Come Monday night, Coker will finish up, exult in confetti snowfall if the oddsmakers have it right and move along.
“In a lot of ways, I think as an NFL prospect, you just wish he had another year there,” Campbell said. “He was consistent with how he finished up the season. I think that Coker has grown from week to week. You can see he’s playing with more confidence, looks more comfortable, has developed a better rapport with his receivers.”
Of the NFL, Campbell said, “I think Coker has the potential to be a late-round pick because he does have good size [6 feet 5, 232 pounds]. He has a strong arm. He can make the NFL throws. So I think there’s the potential to be a late-round pick, but with only being a one-year player, he doesn’t have a big body of work, so I don’t see him going in the early rounds. If he isn’t a late-round pick, he’ll be an undrafted free agent. He’ll be in an NFL camp next year for sure.”
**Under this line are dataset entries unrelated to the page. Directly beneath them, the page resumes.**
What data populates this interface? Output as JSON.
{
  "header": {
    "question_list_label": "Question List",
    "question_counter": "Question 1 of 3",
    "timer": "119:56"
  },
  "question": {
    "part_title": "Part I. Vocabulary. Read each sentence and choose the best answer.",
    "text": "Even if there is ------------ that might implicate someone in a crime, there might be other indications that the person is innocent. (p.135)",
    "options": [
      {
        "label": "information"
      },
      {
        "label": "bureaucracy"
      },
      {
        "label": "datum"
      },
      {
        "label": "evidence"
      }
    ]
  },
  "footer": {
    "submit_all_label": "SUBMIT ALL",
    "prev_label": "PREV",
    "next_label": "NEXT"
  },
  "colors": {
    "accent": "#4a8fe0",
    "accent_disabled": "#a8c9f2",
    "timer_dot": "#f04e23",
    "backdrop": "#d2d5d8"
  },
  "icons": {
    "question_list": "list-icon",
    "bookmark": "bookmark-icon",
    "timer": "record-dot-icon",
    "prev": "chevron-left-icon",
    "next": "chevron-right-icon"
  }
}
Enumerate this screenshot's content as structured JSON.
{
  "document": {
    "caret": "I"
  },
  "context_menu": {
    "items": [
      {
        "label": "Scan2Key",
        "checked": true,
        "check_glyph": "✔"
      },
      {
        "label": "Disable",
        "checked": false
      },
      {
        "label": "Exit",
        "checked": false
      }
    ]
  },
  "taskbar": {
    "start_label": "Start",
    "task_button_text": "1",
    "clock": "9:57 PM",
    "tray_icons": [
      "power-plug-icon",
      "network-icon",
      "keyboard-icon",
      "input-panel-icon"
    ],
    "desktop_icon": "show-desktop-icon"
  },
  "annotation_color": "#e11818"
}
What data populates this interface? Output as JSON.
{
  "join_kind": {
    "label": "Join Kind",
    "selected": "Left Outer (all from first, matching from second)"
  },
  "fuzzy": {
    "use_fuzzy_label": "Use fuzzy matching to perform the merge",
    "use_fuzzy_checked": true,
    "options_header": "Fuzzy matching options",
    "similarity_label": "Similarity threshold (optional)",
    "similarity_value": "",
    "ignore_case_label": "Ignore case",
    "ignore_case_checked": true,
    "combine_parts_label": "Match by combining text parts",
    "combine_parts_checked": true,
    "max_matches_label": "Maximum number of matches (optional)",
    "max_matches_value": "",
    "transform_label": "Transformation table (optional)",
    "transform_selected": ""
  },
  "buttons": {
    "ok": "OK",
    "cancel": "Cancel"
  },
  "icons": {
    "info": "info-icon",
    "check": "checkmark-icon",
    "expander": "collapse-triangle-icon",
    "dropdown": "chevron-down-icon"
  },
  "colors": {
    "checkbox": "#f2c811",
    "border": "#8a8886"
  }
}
Rutledge called Coker’s Cotton Bowl “awesome” and said, “Number one, he’s a tough guy. I love that. You give me a quarterback who’s tough, I’ve got a chance. If he gets in the right camp . . .”
If he gets in the right camp, he might get a chance at a different game.